==== The input
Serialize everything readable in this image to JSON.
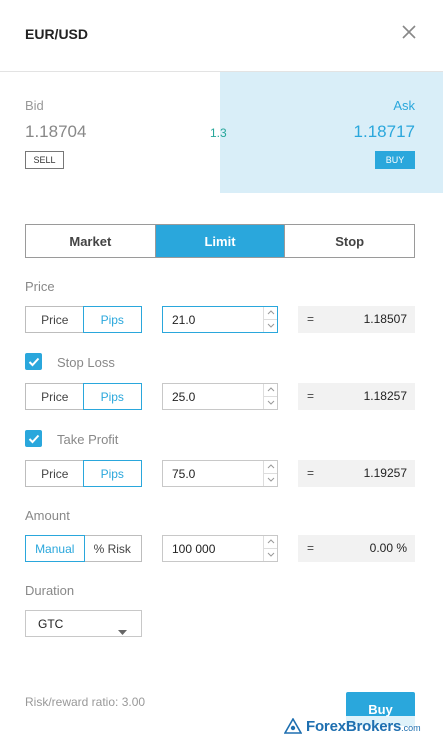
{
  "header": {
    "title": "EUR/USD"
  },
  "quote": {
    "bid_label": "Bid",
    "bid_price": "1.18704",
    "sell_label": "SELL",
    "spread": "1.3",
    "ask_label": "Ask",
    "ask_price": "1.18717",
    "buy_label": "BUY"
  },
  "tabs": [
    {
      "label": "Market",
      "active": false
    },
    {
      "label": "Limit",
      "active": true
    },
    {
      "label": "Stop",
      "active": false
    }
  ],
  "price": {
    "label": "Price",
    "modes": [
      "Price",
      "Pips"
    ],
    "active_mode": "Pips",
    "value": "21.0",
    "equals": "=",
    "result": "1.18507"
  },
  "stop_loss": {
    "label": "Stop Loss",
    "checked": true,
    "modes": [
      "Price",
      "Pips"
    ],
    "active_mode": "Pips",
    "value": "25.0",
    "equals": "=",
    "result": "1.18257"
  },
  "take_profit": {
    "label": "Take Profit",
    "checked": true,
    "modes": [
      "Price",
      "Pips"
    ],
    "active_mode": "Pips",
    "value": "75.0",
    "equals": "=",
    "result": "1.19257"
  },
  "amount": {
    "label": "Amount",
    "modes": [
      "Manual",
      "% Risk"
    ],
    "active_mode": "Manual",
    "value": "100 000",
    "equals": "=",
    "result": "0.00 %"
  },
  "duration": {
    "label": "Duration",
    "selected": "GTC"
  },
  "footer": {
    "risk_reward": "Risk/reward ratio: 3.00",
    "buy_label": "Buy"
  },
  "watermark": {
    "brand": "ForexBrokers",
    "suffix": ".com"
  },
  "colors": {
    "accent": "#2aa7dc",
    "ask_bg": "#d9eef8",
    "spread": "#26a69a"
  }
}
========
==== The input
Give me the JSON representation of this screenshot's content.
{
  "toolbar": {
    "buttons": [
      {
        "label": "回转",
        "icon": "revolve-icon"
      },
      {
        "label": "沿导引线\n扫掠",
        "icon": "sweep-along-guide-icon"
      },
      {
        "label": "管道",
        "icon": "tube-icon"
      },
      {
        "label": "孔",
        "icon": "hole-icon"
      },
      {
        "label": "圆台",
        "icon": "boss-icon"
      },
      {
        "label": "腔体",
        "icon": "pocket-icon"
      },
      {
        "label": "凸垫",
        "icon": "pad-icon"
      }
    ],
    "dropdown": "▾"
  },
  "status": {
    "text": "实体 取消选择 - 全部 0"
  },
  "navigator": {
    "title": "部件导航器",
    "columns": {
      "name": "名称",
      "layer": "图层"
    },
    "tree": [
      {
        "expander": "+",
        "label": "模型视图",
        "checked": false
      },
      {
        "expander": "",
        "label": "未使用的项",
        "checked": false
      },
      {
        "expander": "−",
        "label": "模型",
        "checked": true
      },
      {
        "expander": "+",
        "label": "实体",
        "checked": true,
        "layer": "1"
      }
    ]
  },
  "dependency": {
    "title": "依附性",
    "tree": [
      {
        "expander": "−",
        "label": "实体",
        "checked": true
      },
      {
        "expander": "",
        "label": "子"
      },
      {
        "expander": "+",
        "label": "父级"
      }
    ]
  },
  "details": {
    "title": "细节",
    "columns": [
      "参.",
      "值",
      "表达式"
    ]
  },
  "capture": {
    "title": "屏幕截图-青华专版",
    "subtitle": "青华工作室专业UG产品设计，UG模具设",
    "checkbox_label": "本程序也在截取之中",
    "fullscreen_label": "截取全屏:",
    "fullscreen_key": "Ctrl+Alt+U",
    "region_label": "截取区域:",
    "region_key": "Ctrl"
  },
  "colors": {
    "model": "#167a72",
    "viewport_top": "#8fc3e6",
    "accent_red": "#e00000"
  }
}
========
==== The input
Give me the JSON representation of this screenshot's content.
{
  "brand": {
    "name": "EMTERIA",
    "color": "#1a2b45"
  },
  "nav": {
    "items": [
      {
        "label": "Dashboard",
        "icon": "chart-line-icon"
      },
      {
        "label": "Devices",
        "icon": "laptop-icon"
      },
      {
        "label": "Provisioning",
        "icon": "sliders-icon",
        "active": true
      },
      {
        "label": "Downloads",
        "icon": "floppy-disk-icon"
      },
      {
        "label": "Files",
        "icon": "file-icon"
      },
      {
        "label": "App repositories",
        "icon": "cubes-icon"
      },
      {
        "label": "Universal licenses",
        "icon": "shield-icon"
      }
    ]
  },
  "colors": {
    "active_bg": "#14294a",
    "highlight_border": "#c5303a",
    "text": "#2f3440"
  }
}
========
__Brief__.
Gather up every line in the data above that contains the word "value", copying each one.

__Output of the task__.
    "value": "21.0",
    "value": "25.0",
    "value": "75.0",
    "value": "100 000",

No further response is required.